India believes in rituals, and one of them at the ongoing Cannes Film Festival is the ceremonial inauguration of the India Pavillion. The red ribbon is cut usually by a Government bureaucrat or a Minister or maybe a glamorous actor like Aishwarya Rai or her husband, Abhishek Bachchan. Last year, it was him who did the honours.
This year, since the Information and Broadcasting Minister, Ambika Soni, did not (or could not) come, the Pavillion on Cannes picturesque beachfront was opened this morning by the Information and Broadcasting Secretary, Raghu Menon.
Mallika Sherawat, the eminently forgettable Indian actress, made up the glamour quotient, with the Indian Ambassador to France, Ranjan Mathai, the Director of Film Festivals, S.M. Khan, the industrialist, Praksah Hinduja, the producer-director Subash Ghai, the Indian documentary movie-maker S. Krishnaswamy, and the Deputy General Delegate of the Cannes Film Festival, Christian Jeune, in attendance at an event marked by boringly long speeches.
Year after year, such speeches are made where the glory of India is sung by speaker after speaker. Once the curtain comes down on the Festival, the speeches are thrown into the bin and the speakers forgotten. A new set of speakers is called the next year, and so goes this little game.
As one senior film journalist who has been covering Cannes for many years said, it is time we stopped making speeches, get out of the pavillion and make a good movie that is worthy of being presented at the Festival.
But who cares about cinema? It seemed such a shame that the India Pavillion had not put up a single poster of the only Indian film in this year’s official sections of the Cannes Film Festival: Vikramaditya Motwane’s Udaan.
Instead, the Pavillion sported the posters of India’s wildlife, history and heritage. There was one that showed a woman in a field. To add to this, the compere of the morning event began by introducing India as the “land of snake charmers”, and kept describing Sherawat as the actress who loved snakes!
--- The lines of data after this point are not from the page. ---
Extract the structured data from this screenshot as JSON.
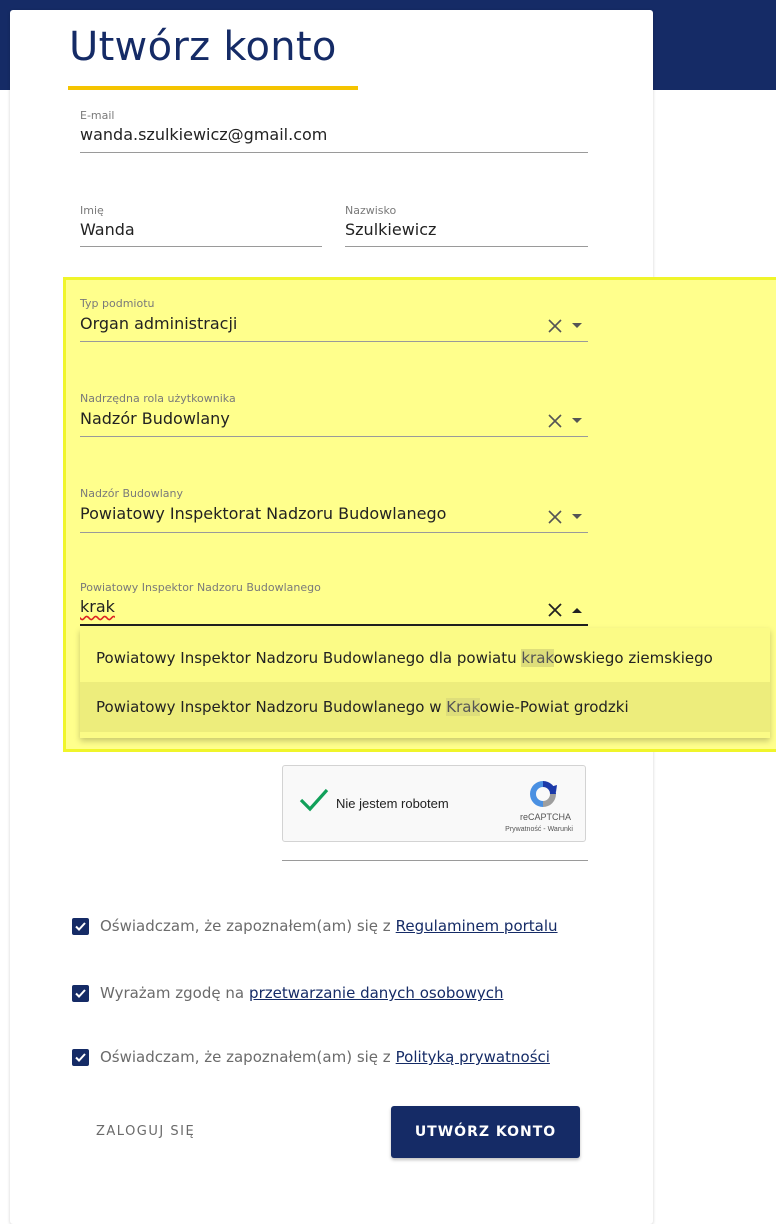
{
  "form": {
    "title": "Utwórz konto",
    "email": {
      "label": "E-mail",
      "value": "wanda.szulkiewicz@gmail.com"
    },
    "first_name": {
      "label": "Imię",
      "value": "Wanda"
    },
    "last_name": {
      "label": "Nazwisko",
      "value": "Szulkiewicz"
    },
    "entity_type": {
      "label": "Typ podmiotu",
      "value": "Organ administracji"
    },
    "parent_role": {
      "label": "Nadrzędna rola użytkownika",
      "value": "Nadzór Budowlany"
    },
    "supervision": {
      "label": "Nadzór Budowlany",
      "value": "Powiatowy Inspektorat Nadzoru Budowlanego"
    },
    "inspector": {
      "label": "Powiatowy Inspektor Nadzoru Budowlanego",
      "value": "krak"
    }
  },
  "autocomplete": {
    "options": [
      {
        "before": "Powiatowy Inspektor Nadzoru Budowlanego dla powiatu ",
        "match": "krak",
        "after": "owskiego ziemskiego"
      },
      {
        "before": "Powiatowy Inspektor Nadzoru Budowlanego w ",
        "match": "Krak",
        "after": "owie-Powiat grodzki"
      }
    ]
  },
  "captcha": {
    "label": "Nie jestem robotem",
    "brand": "reCAPTCHA",
    "privacy": "Prywatność",
    "separator": " - ",
    "terms": "Warunki"
  },
  "consents": [
    {
      "text": "Oświadczam, że zapoznałem(am) się z",
      "link": "Regulaminem portalu",
      "checked": true
    },
    {
      "text": "Wyrażam zgodę na",
      "link": "przetwarzanie danych osobowych",
      "checked": true
    },
    {
      "text": "Oświadczam, że zapoznałem(am) się z",
      "link": "Polityką prywatności",
      "checked": true
    }
  ],
  "actions": {
    "login": "ZALOGUJ SIĘ",
    "create": "UTWÓRZ KONTO"
  },
  "colors": {
    "primary": "#152b66",
    "accent": "#f5c400",
    "highlight": "#ffff8c"
  }
}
Udaan is to screen in A Certain Regard, and this is the first work at Cannes’ official lineup in seven years. Murali Nair Arimpara was shown in the same section in 2003. Since then, Cannes had not considered any Indian movie worthy of inclusion.
Yet, the morning speakers like Hinduja and others sang praises of Indian cinema’s global impact. One does not easily see that, certainly not at the Cannes Film Festival.